From the records below, pull each line that has "software".

* [MATERIAL FOR THIS TASK]
==*==
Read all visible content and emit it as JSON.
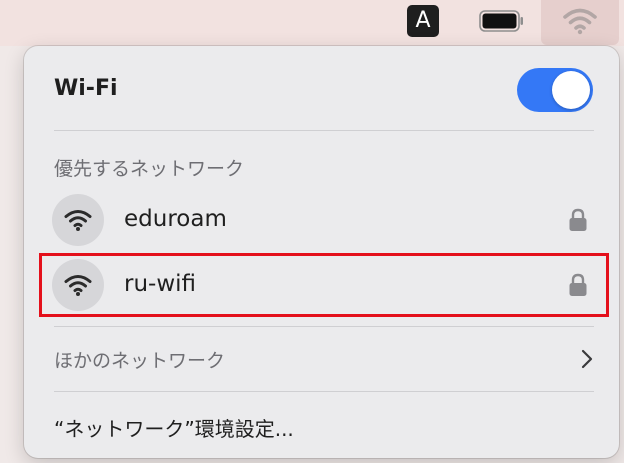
{
  "menubar": {
    "input_method_label": "A",
    "icons": [
      "input-method-icon",
      "battery-icon",
      "wifi-icon"
    ]
  },
  "wifi_panel": {
    "title": "Wi-Fi",
    "toggle_on": true,
    "preferred_header": "優先するネットワーク",
    "networks": [
      {
        "name": "eduroam",
        "icon": "wifi-icon",
        "secured": true
      },
      {
        "name": "ru-wifi",
        "icon": "wifi-icon",
        "secured": true
      }
    ],
    "other_networks_label": "ほかのネットワーク",
    "preferences_label": "“ネットワーク”環境設定..."
  },
  "colors": {
    "toggle_on": "#3478f6",
    "highlight": "#e4101b",
    "panel_bg": "#ebebed",
    "menubar_bg": "#f2e2e0"
  }
}
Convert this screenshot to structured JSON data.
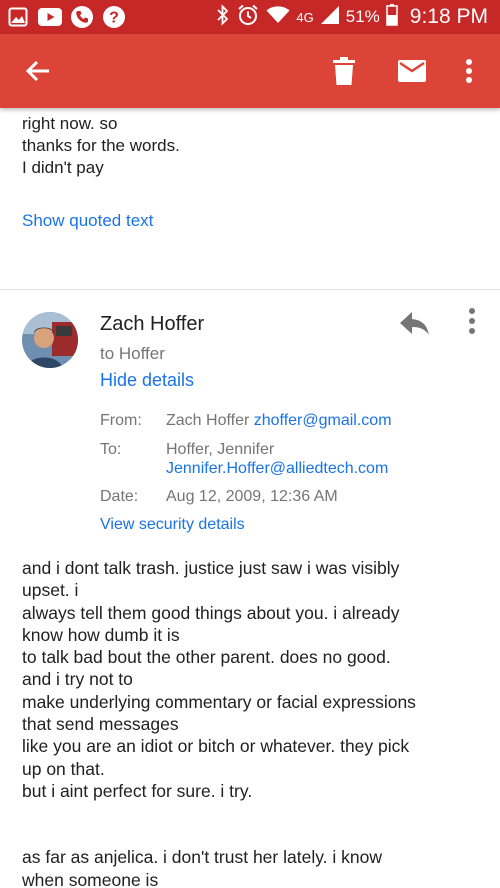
{
  "status_bar": {
    "battery": "51%",
    "network": "4G",
    "time": "9:18 PM",
    "color": "#c62828"
  },
  "app_bar": {
    "color": "#db4437",
    "back_icon": "arrow-left-icon",
    "delete_icon": "trash-icon",
    "mail_icon": "envelope-icon",
    "more_icon": "more-vert-icon"
  },
  "previous_message": {
    "lines": [
      "right now. so",
      "thanks for the words.",
      "I didn't pay"
    ],
    "show_quoted": "Show quoted text"
  },
  "message": {
    "sender": "Zach Hoffer",
    "to_line": "to Hoffer",
    "hide_details": "Hide details",
    "details": {
      "from_label": "From:",
      "from_name": "Zach Hoffer",
      "from_email": "zhoffer@gmail.com",
      "to_label": "To:",
      "to_name": "Hoffer, Jennifer",
      "to_email": "Jennifer.Hoffer@alliedtech.com",
      "date_label": "Date:",
      "date_value": "Aug 12, 2009, 12:36 AM"
    },
    "security": "View security details",
    "body_lines": [
      "and i dont talk trash.  justice just saw i was visibly",
      "upset.  i",
      "always tell them good things about you.  i already",
      "know how dumb it is",
      "to talk bad bout the other parent.  does no good.",
      "and i try not to",
      "make underlying commentary or facial expressions",
      "that send messages",
      "like you are an idiot or bitch or whatever.  they pick",
      "up on that.",
      "but i aint perfect for sure. i try.",
      "",
      "as far as anjelica.  i don't trust her lately.  i know",
      "when someone is"
    ]
  }
}
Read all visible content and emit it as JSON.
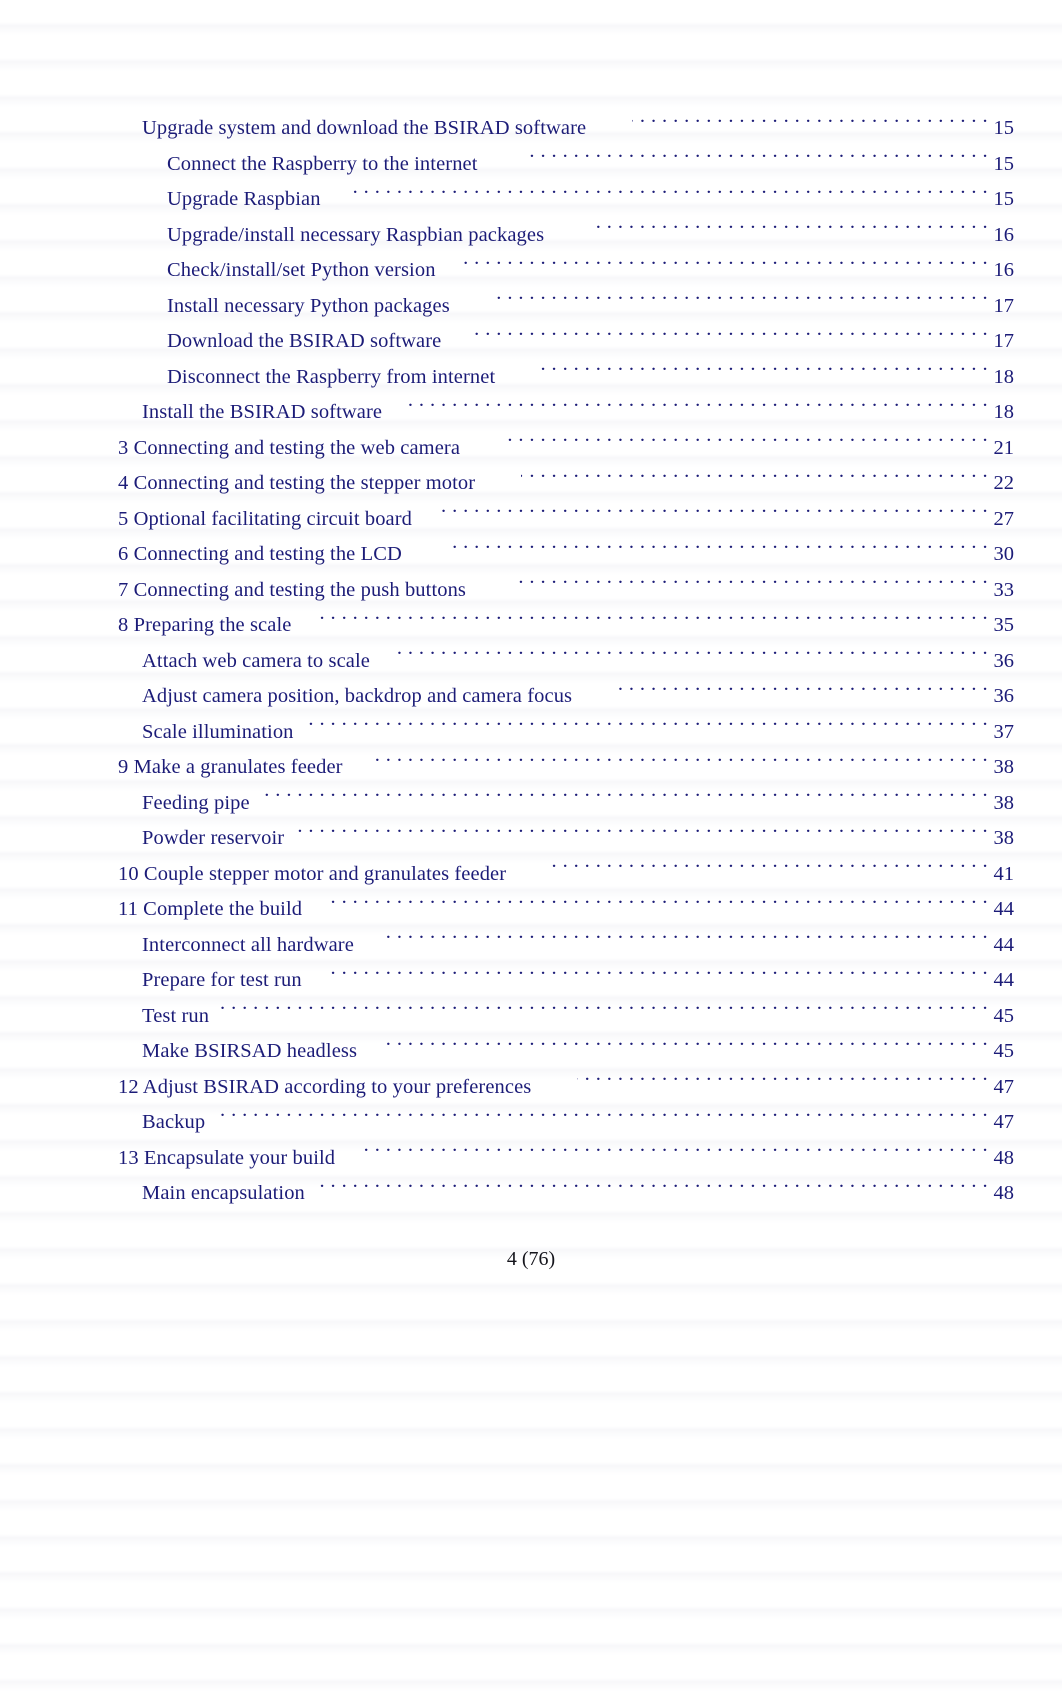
{
  "document": {
    "kind": "table-of-contents",
    "text_color": "#1c1c78",
    "footer_color": "#15151c",
    "background": "#ffffff"
  },
  "toc": {
    "entries": [
      {
        "level": 1,
        "title": "Upgrade system and download the BSIRAD software",
        "page": "15",
        "gap": "gap-lg"
      },
      {
        "level": 2,
        "title": "Connect the Raspberry to the internet",
        "page": "15",
        "gap": "gap-lg"
      },
      {
        "level": 2,
        "title": "Upgrade Raspbian",
        "page": "15",
        "gap": "gap-md"
      },
      {
        "level": 2,
        "title": "Upgrade/install necessary Raspbian packages",
        "page": "16",
        "gap": "gap-lg"
      },
      {
        "level": 2,
        "title": "Check/install/set Python version",
        "page": "16",
        "gap": "gap-md"
      },
      {
        "level": 2,
        "title": "Install necessary Python packages",
        "page": "17",
        "gap": "gap-lg"
      },
      {
        "level": 2,
        "title": "Download the BSIRAD software",
        "page": "17",
        "gap": "gap-md"
      },
      {
        "level": 2,
        "title": "Disconnect the Raspberry from internet",
        "page": "18",
        "gap": "gap-lg"
      },
      {
        "level": 1,
        "title": "Install the BSIRAD software",
        "page": "18",
        "gap": "gap-md"
      },
      {
        "level": 0,
        "title": "3 Connecting and testing the web camera",
        "page": "21",
        "gap": "gap-lg"
      },
      {
        "level": 0,
        "title": "4 Connecting and testing the stepper motor",
        "page": "22",
        "gap": "gap-lg"
      },
      {
        "level": 0,
        "title": "5 Optional facilitating circuit board",
        "page": "27",
        "gap": "gap-md"
      },
      {
        "level": 0,
        "title": "6 Connecting and testing the LCD",
        "page": "30",
        "gap": "gap-lg"
      },
      {
        "level": 0,
        "title": "7 Connecting and testing the push buttons",
        "page": "33",
        "gap": "gap-lg"
      },
      {
        "level": 0,
        "title": "8 Preparing the scale",
        "page": "35",
        "gap": "gap-md"
      },
      {
        "level": 1,
        "title": "Attach web camera to scale",
        "page": "36",
        "gap": "gap-md"
      },
      {
        "level": 1,
        "title": "Adjust camera position, backdrop and camera focus",
        "page": "36",
        "gap": "gap-lg"
      },
      {
        "level": 1,
        "title": "Scale illumination",
        "page": "37",
        "gap": "gap-sm"
      },
      {
        "level": 0,
        "title": "9 Make a granulates feeder",
        "page": "38",
        "gap": "gap-md"
      },
      {
        "level": 1,
        "title": "Feeding pipe",
        "page": "38",
        "gap": "gap-sm"
      },
      {
        "level": 1,
        "title": "Powder reservoir",
        "page": "38",
        "gap": "gap-sm"
      },
      {
        "level": 0,
        "title": "10 Couple stepper motor and granulates feeder",
        "page": "41",
        "gap": "gap-lg"
      },
      {
        "level": 0,
        "title": "11 Complete the build",
        "page": "44",
        "gap": "gap-md"
      },
      {
        "level": 1,
        "title": "Interconnect all hardware",
        "page": "44",
        "gap": "gap-md"
      },
      {
        "level": 1,
        "title": "Prepare for test run",
        "page": "44",
        "gap": "gap-md"
      },
      {
        "level": 1,
        "title": "Test run",
        "page": "45",
        "gap": "gap-sm"
      },
      {
        "level": 1,
        "title": "Make BSIRSAD headless",
        "page": "45",
        "gap": "gap-md"
      },
      {
        "level": 0,
        "title": "12 Adjust BSIRAD according to your preferences",
        "page": "47",
        "gap": "gap-lg"
      },
      {
        "level": 1,
        "title": "Backup",
        "page": "47",
        "gap": "gap-sm"
      },
      {
        "level": 0,
        "title": "13 Encapsulate your build",
        "page": "48",
        "gap": "gap-md"
      },
      {
        "level": 1,
        "title": "Main encapsulation",
        "page": "48",
        "gap": "gap-sm"
      }
    ]
  },
  "footer": {
    "page_label": "4 (76)"
  }
}
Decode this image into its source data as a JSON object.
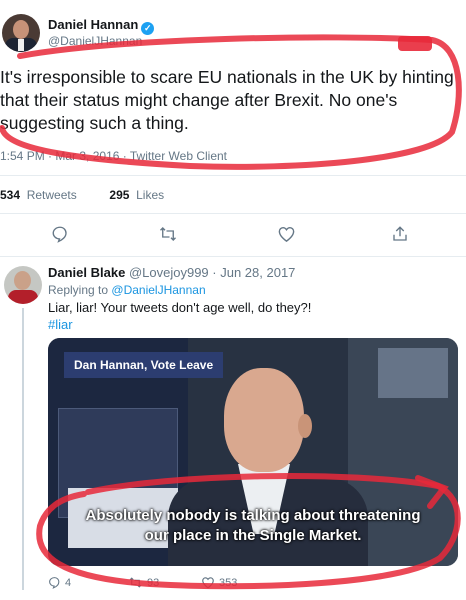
{
  "main_tweet": {
    "author_name": "Daniel Hannan",
    "verified_badge": "✓",
    "handle": "@DanielJHannan",
    "text": "It's irresponsible to scare EU nationals in the UK by hinting that their status might change after Brexit. No one's suggesting such a thing.",
    "time": "1:54 PM",
    "date": "Mar 3, 2016",
    "client": "Twitter Web Client",
    "retweets_count": "534",
    "retweets_label": "Retweets",
    "likes_count": "295",
    "likes_label": "Likes",
    "icons": [
      "reply-icon",
      "retweet-icon",
      "like-icon",
      "share-icon"
    ]
  },
  "reply_tweet": {
    "author_name": "Daniel Blake",
    "handle": "@Lovejoy999",
    "date": "Jun 28, 2017",
    "replying_prefix": "Replying to",
    "replying_to": "@DanielJHannan",
    "text": "Liar, liar! Your tweets don't age well, do they?!",
    "hashtag": "#liar",
    "media": {
      "lower_third": "Dan Hannan, Vote Leave",
      "subtitle_line1": "Absolutely nobody is talking about threatening",
      "subtitle_line2": "our place in the Single Market."
    },
    "reply_count": "4",
    "retweet_count": "93",
    "like_count": "353"
  },
  "colors": {
    "marker_red": "#e8293a",
    "link_blue": "#1b95e0",
    "secondary_gray": "#657786"
  }
}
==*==
* [RESPONSE BELOW]
        "title": "Upgrade system and download the BSIRAD software",
        "title": "Download the BSIRAD software",
        "title": "Install the BSIRAD software",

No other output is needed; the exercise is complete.